Washington, Paris and London have nevertheless insisted that their own secret intelligence points to Assad's guilt, and on Friday, a US spokeswoman said they had “proof.”
The western leaders apparently found this convincing enough reason to launch a punitive strike, but other observers are concerned that the crisis could escalate.
The Russian military had vowed to respond to any attack, and Russian President Vladimir Putin's administration had repeatedly warned that Trump was taking America down a dangerous path.
After the strikes, Moscow's ambassador to the United States, Anatoly Antonov, said: “We warned that such actions would not be left without consequences.”
United Nations Secretary-General Antonio Guterres on Friday had warned the rival camps against “full-blown military escalation” and stressed the need to “avoid the situation spiralling out of control.”
Decision to act
Trump has long criticised his predecessor Barack Obama for failing to enforce a previous US “red line” in 2013 after earlier chemical attacks blamed on Assad's forces.
And he set his own precedent just over a year ago when he ordered a cruise missile strike on a Syrian air base after sarin was fired at civilians in the town of Khan Sheikhun.
Backed by his hawkish new national security adviser John Bolton, who took office on Monday, Trump has been meeting with advisors and generals all week to plan.

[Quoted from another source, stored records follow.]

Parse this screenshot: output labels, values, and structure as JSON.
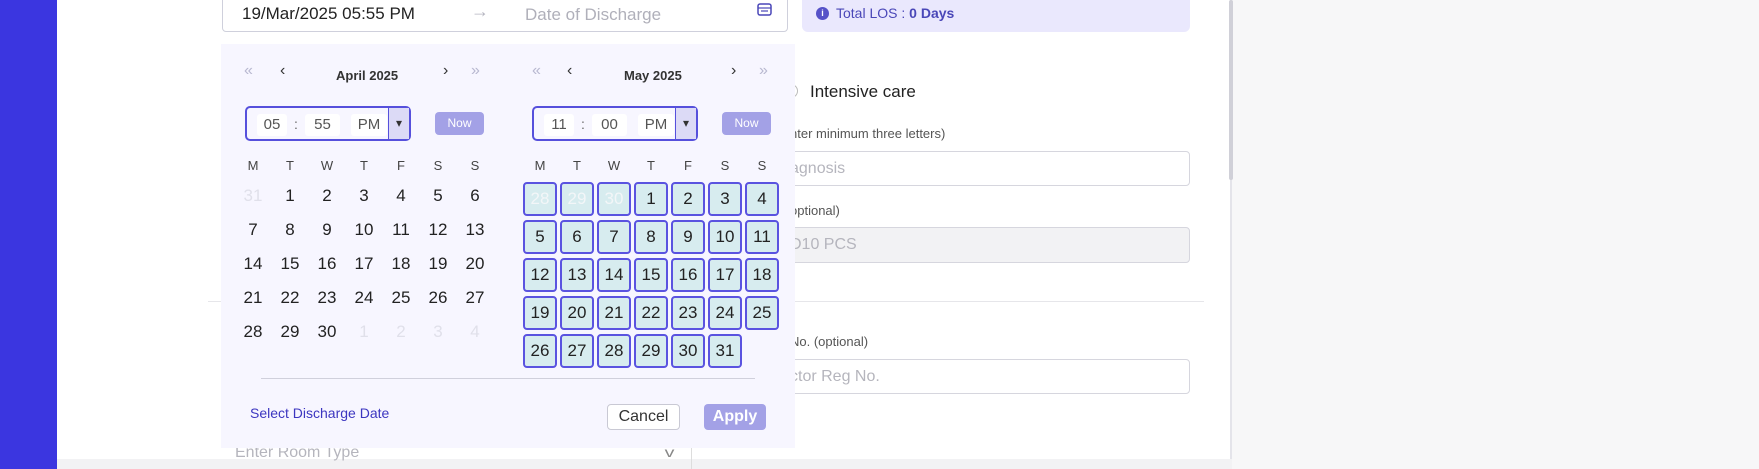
{
  "dates": {
    "start_value": "19/Mar/2025 05:55 PM",
    "end_placeholder": "Date of Discharge"
  },
  "los": {
    "label": "Total LOS : ",
    "value": "0 Days"
  },
  "form": {
    "intensive_care_label": "Intensive care",
    "diagnosis_label": "nter minimum three letters)",
    "diagnosis_placeholder": "agnosis",
    "icd_label": "optional)",
    "icd_placeholder": "D10 PCS",
    "reg_label": "No. (optional)",
    "reg_placeholder": "ctor Reg No.",
    "room_placeholder": "Enter Room Type"
  },
  "calendar": {
    "left": {
      "month_label": "April 2025",
      "hour": "05",
      "minute": "55",
      "ampm": "PM",
      "now_label": "Now",
      "weekdays": [
        "M",
        "T",
        "W",
        "T",
        "F",
        "S",
        "S"
      ],
      "days": [
        [
          "31",
          "1",
          "2",
          "3",
          "4",
          "5",
          "6"
        ],
        [
          "7",
          "8",
          "9",
          "10",
          "11",
          "12",
          "13"
        ],
        [
          "14",
          "15",
          "16",
          "17",
          "18",
          "19",
          "20"
        ],
        [
          "21",
          "22",
          "23",
          "24",
          "25",
          "26",
          "27"
        ],
        [
          "28",
          "29",
          "30",
          "1",
          "2",
          "3",
          "4"
        ]
      ]
    },
    "right": {
      "month_label": "May 2025",
      "hour": "11",
      "minute": "00",
      "ampm": "PM",
      "now_label": "Now",
      "weekdays": [
        "M",
        "T",
        "W",
        "T",
        "F",
        "S",
        "S"
      ],
      "days": [
        [
          "28",
          "29",
          "30",
          "1",
          "2",
          "3",
          "4"
        ],
        [
          "5",
          "6",
          "7",
          "8",
          "9",
          "10",
          "11"
        ],
        [
          "12",
          "13",
          "14",
          "15",
          "16",
          "17",
          "18"
        ],
        [
          "19",
          "20",
          "21",
          "22",
          "23",
          "24",
          "25"
        ],
        [
          "26",
          "27",
          "28",
          "29",
          "30",
          "31"
        ]
      ]
    },
    "nav": {
      "first": "«",
      "prev": "‹",
      "next": "›",
      "last": "»"
    },
    "select_label": "Select Discharge Date",
    "cancel_label": "Cancel",
    "apply_label": "Apply"
  },
  "colors": {
    "sidebar": "#3b36e0",
    "accent": "#5650dc",
    "highlight": "#d7ecef",
    "button": "#a3a1e6"
  }
}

Mattis had reportedly been arguing for a cautious response that would minimise the risk of the US being dragged deeper into Syria's civil war. But other advisors wanted to use the opportunity to convince Trump, who wants to pull US forces out of Syria once the Islamic State jihadist group is defeated, to take a tough stance.
These hardliners, along with influential US allies Israel and Saudi Arabia, want Washington to counter Iran's growing power in Syria — even if it means risking a perilous stand-off with Russia.